▶ _AIM OF THE TASK_
Scan the listing for the word "Your" and report every line that contains it.

▶ _SOURCE RECORDS_
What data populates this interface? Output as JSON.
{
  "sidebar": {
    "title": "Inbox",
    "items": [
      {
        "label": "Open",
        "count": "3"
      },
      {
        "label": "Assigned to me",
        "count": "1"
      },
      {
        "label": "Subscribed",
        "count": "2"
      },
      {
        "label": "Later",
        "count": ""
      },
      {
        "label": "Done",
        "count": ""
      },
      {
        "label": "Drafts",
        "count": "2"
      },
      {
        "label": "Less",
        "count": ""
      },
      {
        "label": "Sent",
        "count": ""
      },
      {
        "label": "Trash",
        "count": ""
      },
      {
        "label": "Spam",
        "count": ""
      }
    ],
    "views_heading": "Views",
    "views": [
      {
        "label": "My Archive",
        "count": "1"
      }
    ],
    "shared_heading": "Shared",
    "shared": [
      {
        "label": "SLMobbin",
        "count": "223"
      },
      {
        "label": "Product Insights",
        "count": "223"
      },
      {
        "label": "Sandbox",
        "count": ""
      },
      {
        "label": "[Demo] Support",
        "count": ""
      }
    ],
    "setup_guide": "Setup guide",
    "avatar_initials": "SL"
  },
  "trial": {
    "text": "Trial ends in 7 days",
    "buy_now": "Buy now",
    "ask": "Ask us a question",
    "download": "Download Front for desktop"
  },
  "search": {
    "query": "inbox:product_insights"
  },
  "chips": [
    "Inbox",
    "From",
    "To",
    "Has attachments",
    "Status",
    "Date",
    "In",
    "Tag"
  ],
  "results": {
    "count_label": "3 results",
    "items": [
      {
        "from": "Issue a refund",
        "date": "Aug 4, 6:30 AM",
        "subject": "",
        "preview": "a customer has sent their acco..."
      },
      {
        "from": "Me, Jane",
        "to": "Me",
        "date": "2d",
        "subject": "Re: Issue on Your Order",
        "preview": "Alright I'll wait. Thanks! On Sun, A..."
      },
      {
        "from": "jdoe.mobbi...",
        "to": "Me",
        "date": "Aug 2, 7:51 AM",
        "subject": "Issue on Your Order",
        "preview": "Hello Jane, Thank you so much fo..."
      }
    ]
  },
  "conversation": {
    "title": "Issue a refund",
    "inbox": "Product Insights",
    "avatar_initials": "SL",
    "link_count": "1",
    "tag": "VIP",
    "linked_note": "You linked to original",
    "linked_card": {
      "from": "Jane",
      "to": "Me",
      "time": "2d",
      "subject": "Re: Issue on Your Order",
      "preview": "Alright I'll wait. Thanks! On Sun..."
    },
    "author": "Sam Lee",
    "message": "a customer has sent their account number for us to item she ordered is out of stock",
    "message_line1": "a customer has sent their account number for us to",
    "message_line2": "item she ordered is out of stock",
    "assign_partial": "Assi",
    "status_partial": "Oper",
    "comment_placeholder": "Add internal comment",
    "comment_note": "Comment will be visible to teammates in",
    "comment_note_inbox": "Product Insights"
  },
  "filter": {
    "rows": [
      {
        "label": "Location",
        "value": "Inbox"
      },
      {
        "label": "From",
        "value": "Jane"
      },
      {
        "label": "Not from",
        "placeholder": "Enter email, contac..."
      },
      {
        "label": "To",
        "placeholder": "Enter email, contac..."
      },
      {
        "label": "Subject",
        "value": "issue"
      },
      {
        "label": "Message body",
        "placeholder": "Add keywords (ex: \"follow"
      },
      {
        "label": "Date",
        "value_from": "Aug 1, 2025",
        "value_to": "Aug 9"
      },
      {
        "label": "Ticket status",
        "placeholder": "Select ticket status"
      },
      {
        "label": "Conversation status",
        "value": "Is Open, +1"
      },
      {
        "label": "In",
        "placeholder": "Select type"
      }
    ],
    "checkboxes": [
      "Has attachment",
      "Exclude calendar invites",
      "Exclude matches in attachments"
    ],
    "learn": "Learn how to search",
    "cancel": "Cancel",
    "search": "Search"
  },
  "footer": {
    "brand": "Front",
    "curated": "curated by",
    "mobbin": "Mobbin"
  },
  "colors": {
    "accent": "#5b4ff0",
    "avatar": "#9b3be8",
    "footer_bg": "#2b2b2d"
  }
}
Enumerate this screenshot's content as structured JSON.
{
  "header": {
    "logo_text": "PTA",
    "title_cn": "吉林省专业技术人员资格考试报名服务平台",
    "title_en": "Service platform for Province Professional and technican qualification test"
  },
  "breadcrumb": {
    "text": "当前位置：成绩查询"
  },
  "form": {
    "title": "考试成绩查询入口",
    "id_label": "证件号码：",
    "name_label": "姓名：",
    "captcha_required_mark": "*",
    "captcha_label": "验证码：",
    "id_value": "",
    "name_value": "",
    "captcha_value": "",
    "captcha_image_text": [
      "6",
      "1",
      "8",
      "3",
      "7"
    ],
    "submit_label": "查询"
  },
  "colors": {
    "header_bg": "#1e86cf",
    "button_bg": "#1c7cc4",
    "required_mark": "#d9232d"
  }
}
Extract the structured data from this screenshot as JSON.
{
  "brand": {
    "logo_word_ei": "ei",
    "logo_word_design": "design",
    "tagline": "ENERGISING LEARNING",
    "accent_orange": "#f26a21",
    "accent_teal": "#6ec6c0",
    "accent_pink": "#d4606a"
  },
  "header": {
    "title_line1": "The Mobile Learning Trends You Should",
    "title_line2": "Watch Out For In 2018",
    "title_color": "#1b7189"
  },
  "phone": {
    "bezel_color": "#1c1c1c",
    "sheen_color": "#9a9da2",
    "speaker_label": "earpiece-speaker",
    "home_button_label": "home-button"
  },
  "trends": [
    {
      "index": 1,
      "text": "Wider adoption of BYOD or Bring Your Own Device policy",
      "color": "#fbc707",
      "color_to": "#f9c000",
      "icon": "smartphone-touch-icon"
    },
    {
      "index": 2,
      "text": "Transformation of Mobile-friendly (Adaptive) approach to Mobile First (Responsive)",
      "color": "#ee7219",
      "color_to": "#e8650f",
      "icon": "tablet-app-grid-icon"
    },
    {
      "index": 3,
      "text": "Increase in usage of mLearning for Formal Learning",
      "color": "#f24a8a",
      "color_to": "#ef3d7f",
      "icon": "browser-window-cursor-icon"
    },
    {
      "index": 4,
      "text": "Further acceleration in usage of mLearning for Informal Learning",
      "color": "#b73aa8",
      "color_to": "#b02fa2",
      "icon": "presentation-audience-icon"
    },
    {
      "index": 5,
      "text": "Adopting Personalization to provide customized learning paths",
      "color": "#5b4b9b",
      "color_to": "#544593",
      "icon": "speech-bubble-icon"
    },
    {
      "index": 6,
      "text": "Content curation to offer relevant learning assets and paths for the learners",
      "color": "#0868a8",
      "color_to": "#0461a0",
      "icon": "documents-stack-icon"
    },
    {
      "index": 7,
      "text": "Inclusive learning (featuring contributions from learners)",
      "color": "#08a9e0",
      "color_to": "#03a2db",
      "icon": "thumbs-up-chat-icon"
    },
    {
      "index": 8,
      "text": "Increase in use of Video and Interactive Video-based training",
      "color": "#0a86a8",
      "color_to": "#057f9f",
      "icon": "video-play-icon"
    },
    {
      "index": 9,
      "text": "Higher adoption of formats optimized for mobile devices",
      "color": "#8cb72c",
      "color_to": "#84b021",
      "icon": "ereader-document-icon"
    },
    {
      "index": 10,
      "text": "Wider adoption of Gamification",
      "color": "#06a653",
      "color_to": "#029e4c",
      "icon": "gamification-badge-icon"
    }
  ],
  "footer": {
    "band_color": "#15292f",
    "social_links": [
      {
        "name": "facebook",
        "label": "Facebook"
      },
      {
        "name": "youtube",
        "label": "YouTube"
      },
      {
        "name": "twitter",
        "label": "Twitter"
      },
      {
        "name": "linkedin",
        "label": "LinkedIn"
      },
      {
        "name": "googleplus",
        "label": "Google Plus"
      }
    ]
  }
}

▶ _EXERCISE ANSWER_
        "subject": "Re: Issue on Your Order",
        "subject": "Issue on Your Order",
      "subject": "Re: Issue on Your Order",
      "text": "Wider adoption of BYOD or Bring Your Own Device policy",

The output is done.